Segment Open
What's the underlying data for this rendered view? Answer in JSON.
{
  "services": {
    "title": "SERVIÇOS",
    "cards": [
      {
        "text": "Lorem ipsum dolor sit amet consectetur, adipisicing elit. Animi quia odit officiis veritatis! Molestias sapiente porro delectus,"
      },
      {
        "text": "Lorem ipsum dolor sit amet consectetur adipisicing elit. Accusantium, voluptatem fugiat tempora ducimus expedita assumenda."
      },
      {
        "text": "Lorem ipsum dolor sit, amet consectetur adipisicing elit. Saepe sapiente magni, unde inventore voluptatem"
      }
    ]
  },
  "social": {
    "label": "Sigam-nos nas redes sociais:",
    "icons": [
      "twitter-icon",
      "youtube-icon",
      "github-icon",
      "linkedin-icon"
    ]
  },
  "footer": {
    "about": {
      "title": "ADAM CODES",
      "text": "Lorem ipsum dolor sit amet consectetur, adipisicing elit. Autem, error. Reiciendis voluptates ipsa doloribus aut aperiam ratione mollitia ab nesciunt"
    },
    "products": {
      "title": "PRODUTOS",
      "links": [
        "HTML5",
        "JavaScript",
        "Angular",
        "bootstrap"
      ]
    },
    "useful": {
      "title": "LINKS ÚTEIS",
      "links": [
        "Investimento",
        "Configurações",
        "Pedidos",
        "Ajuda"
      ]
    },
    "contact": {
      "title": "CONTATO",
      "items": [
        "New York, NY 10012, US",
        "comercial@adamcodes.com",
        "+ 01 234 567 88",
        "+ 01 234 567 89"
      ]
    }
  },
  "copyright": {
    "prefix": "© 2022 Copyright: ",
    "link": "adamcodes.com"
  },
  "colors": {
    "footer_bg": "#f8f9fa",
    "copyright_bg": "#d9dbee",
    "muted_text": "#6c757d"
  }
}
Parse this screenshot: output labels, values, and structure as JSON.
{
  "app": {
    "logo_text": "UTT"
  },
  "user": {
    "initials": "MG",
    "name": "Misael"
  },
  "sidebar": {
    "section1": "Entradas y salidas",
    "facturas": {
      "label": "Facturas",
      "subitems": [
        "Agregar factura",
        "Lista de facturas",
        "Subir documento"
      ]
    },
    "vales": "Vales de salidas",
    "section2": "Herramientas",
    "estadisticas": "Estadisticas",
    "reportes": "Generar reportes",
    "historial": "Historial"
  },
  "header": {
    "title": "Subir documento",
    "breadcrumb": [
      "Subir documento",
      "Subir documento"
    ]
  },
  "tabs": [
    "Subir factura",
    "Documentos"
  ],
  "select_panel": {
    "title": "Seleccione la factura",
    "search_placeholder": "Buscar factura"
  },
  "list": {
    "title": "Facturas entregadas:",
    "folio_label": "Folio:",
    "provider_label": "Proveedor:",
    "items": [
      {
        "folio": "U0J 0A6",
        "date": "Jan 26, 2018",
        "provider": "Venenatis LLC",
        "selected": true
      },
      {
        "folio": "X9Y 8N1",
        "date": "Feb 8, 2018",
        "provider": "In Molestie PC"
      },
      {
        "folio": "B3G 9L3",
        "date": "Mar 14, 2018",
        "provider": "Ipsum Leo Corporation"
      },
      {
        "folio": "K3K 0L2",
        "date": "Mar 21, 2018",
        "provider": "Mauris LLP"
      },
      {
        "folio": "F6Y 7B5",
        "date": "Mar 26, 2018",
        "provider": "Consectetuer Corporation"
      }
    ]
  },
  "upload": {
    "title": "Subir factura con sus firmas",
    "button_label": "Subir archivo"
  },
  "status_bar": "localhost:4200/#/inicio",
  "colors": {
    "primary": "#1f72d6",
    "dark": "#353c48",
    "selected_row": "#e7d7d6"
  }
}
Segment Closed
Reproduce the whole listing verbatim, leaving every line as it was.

What's the underlying data for this rendered view? Answer in JSON.
{
  "services": {
    "title": "SERVIÇOS",
    "cards": [
      {
        "text": "Lorem ipsum dolor sit amet consectetur, adipisicing elit. Animi quia odit officiis veritatis! Molestias sapiente porro delectus,"
      },
      {
        "text": "Lorem ipsum dolor sit amet consectetur adipisicing elit. Accusantium, voluptatem fugiat tempora ducimus expedita assumenda."
      },
      {
        "text": "Lorem ipsum dolor sit, amet consectetur adipisicing elit. Saepe sapiente magni, unde inventore voluptatem"
      }
    ]
  },
  "social": {
    "label": "Sigam-nos nas redes sociais:",
    "icons": [
      "twitter-icon",
      "youtube-icon",
      "github-icon",
      "linkedin-icon"
    ]
  },
  "footer": {
    "about": {
      "title": "ADAM CODES",
      "text": "Lorem ipsum dolor sit amet consectetur, adipisicing elit. Autem, error. Reiciendis voluptates ipsa doloribus aut aperiam ratione mollitia ab nesciunt"
    },
    "products": {
      "title": "PRODUTOS",
      "links": [
        "HTML5",
        "JavaScript",
        "Angular",
        "bootstrap"
      ]
    },
    "useful": {
      "title": "LINKS ÚTEIS",
      "links": [
        "Investimento",
        "Configurações",
        "Pedidos",
        "Ajuda"
      ]
    },
    "contact": {
      "title": "CONTATO",
      "items": [
        "New York, NY 10012, US",
        "comercial@adamcodes.com",
        "+ 01 234 567 88",
        "+ 01 234 567 89"
      ]
    }
  },
  "copyright": {
    "prefix": "© 2022 Copyright: ",
    "link": "adamcodes.com"
  },
  "colors": {
    "footer_bg": "#f8f9fa",
    "copyright_bg": "#d9dbee",
    "muted_text": "#6c757d"
  }
}
Parse this screenshot: output labels, values, and structure as JSON.
{
  "app": {
    "logo_text": "UTT"
  },
  "user": {
    "initials": "MG",
    "name": "Misael"
  },
  "sidebar": {
    "section1": "Entradas y salidas",
    "facturas": {
      "label": "Facturas",
      "subitems": [
        "Agregar factura",
        "Lista de facturas",
        "Subir documento"
      ]
    },
    "vales": "Vales de salidas",
    "section2": "Herramientas",
    "estadisticas": "Estadisticas",
    "reportes": "Generar reportes",
    "historial": "Historial"
  },
  "header": {
    "title": "Subir documento",
    "breadcrumb": [
      "Subir documento",
      "Subir documento"
    ]
  },
  "tabs": [
    "Subir factura",
    "Documentos"
  ],
  "select_panel": {
    "title": "Seleccione la factura",
    "search_placeholder": "Buscar factura"
  },
  "list": {
    "title": "Facturas entregadas:",
    "folio_label": "Folio:",
    "provider_label": "Proveedor:",
    "items": [
      {
        "folio": "U0J 0A6",
        "date": "Jan 26, 2018",
        "provider": "Venenatis LLC",
        "selected": true
      },
      {
        "folio": "X9Y 8N1",
        "date": "Feb 8, 2018",
        "provider": "In Molestie PC"
      },
      {
        "folio": "B3G 9L3",
        "date": "Mar 14, 2018",
        "provider": "Ipsum Leo Corporation"
      },
      {
        "folio": "K3K 0L2",
        "date": "Mar 21, 2018",
        "provider": "Mauris LLP"
      },
      {
        "folio": "F6Y 7B5",
        "date": "Mar 26, 2018",
        "provider": "Consectetuer Corporation"
      }
    ]
  },
  "upload": {
    "title": "Subir factura con sus firmas",
    "button_label": "Subir archivo"
  },
  "status_bar": "localhost:4200/#/inicio",
  "colors": {
    "primary": "#1f72d6",
    "dark": "#353c48",
    "selected_row": "#e7d7d6"
  }
}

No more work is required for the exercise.